| Exercise requirements |
From the first line to the last, write out the records exactly, leaving out images.

[Start of Attachment]

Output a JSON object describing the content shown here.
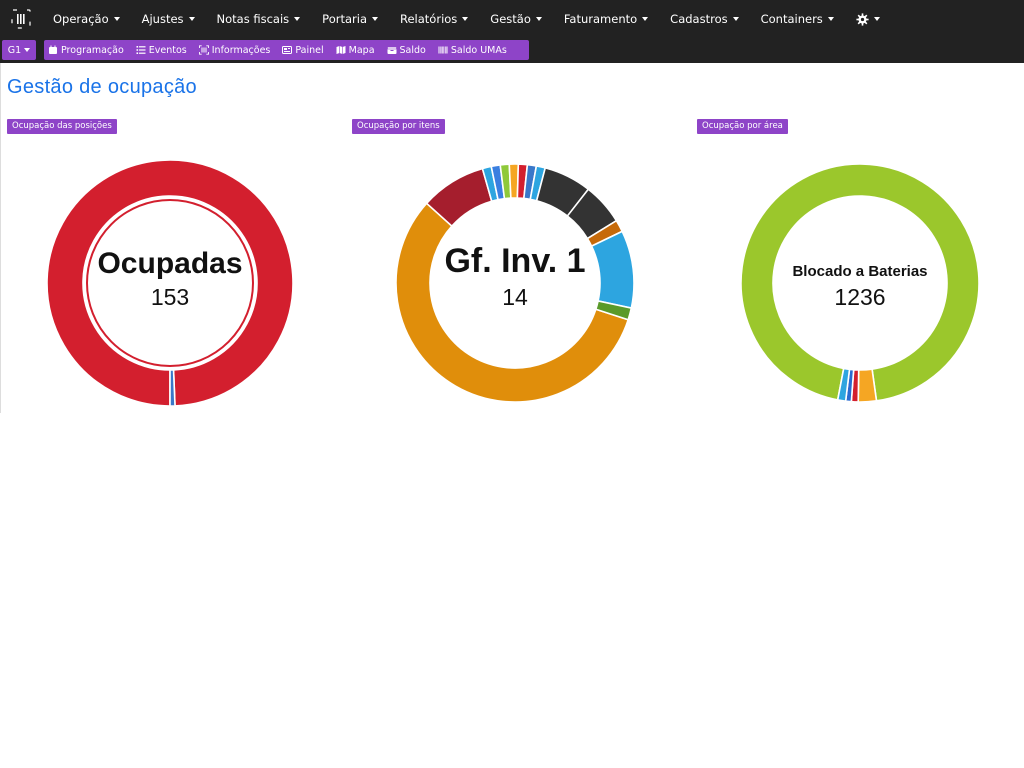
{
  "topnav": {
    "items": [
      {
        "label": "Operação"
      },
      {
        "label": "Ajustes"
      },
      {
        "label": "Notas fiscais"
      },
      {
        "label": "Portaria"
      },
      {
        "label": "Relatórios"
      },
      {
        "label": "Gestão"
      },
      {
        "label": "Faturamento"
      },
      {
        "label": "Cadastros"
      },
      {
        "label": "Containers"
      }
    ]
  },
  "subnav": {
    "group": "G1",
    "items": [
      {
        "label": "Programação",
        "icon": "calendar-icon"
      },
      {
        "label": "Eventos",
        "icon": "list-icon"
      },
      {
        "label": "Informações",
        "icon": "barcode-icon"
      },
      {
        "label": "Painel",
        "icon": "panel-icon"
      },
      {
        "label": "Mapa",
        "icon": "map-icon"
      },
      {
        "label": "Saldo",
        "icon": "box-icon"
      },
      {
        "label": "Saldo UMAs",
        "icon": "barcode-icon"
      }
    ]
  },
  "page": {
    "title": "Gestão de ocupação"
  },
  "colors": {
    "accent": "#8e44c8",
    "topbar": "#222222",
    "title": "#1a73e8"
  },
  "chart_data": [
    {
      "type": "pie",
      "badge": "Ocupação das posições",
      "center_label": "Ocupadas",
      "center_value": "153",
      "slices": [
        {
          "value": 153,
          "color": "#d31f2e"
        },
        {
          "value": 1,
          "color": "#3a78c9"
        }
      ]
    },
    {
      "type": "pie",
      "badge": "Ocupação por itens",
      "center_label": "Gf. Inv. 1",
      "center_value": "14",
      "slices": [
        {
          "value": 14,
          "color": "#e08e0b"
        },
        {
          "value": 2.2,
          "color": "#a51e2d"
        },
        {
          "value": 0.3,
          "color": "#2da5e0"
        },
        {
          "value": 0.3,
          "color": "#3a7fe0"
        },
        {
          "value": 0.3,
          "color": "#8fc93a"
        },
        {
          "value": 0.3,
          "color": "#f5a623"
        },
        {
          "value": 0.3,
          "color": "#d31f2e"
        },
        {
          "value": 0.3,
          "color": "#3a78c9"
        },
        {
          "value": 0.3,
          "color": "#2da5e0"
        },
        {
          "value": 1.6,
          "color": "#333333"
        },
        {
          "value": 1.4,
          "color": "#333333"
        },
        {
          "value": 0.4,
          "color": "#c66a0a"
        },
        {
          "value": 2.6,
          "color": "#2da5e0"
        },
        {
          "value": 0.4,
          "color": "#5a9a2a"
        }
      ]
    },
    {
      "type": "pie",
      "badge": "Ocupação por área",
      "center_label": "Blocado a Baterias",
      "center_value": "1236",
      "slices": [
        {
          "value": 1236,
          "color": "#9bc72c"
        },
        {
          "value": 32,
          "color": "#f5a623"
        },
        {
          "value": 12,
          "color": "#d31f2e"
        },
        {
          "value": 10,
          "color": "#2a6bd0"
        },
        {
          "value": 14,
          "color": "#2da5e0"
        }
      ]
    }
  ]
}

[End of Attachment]

| Problem solution |
Output a JSON object describing the content shown here.
{
  "topnav": {
    "items": [
      {
        "label": "Operação"
      },
      {
        "label": "Ajustes"
      },
      {
        "label": "Notas fiscais"
      },
      {
        "label": "Portaria"
      },
      {
        "label": "Relatórios"
      },
      {
        "label": "Gestão"
      },
      {
        "label": "Faturamento"
      },
      {
        "label": "Cadastros"
      },
      {
        "label": "Containers"
      }
    ]
  },
  "subnav": {
    "group": "G1",
    "items": [
      {
        "label": "Programação",
        "icon": "calendar-icon"
      },
      {
        "label": "Eventos",
        "icon": "list-icon"
      },
      {
        "label": "Informações",
        "icon": "barcode-icon"
      },
      {
        "label": "Painel",
        "icon": "panel-icon"
      },
      {
        "label": "Mapa",
        "icon": "map-icon"
      },
      {
        "label": "Saldo",
        "icon": "box-icon"
      },
      {
        "label": "Saldo UMAs",
        "icon": "barcode-icon"
      }
    ]
  },
  "page": {
    "title": "Gestão de ocupação"
  },
  "colors": {
    "accent": "#8e44c8",
    "topbar": "#222222",
    "title": "#1a73e8"
  },
  "chart_data": [
    {
      "type": "pie",
      "badge": "Ocupação das posições",
      "center_label": "Ocupadas",
      "center_value": "153",
      "slices": [
        {
          "value": 153,
          "color": "#d31f2e"
        },
        {
          "value": 1,
          "color": "#3a78c9"
        }
      ]
    },
    {
      "type": "pie",
      "badge": "Ocupação por itens",
      "center_label": "Gf. Inv. 1",
      "center_value": "14",
      "slices": [
        {
          "value": 14,
          "color": "#e08e0b"
        },
        {
          "value": 2.2,
          "color": "#a51e2d"
        },
        {
          "value": 0.3,
          "color": "#2da5e0"
        },
        {
          "value": 0.3,
          "color": "#3a7fe0"
        },
        {
          "value": 0.3,
          "color": "#8fc93a"
        },
        {
          "value": 0.3,
          "color": "#f5a623"
        },
        {
          "value": 0.3,
          "color": "#d31f2e"
        },
        {
          "value": 0.3,
          "color": "#3a78c9"
        },
        {
          "value": 0.3,
          "color": "#2da5e0"
        },
        {
          "value": 1.6,
          "color": "#333333"
        },
        {
          "value": 1.4,
          "color": "#333333"
        },
        {
          "value": 0.4,
          "color": "#c66a0a"
        },
        {
          "value": 2.6,
          "color": "#2da5e0"
        },
        {
          "value": 0.4,
          "color": "#5a9a2a"
        }
      ]
    },
    {
      "type": "pie",
      "badge": "Ocupação por área",
      "center_label": "Blocado a Baterias",
      "center_value": "1236",
      "slices": [
        {
          "value": 1236,
          "color": "#9bc72c"
        },
        {
          "value": 32,
          "color": "#f5a623"
        },
        {
          "value": 12,
          "color": "#d31f2e"
        },
        {
          "value": 10,
          "color": "#2a6bd0"
        },
        {
          "value": 14,
          "color": "#2da5e0"
        }
      ]
    }
  ]
}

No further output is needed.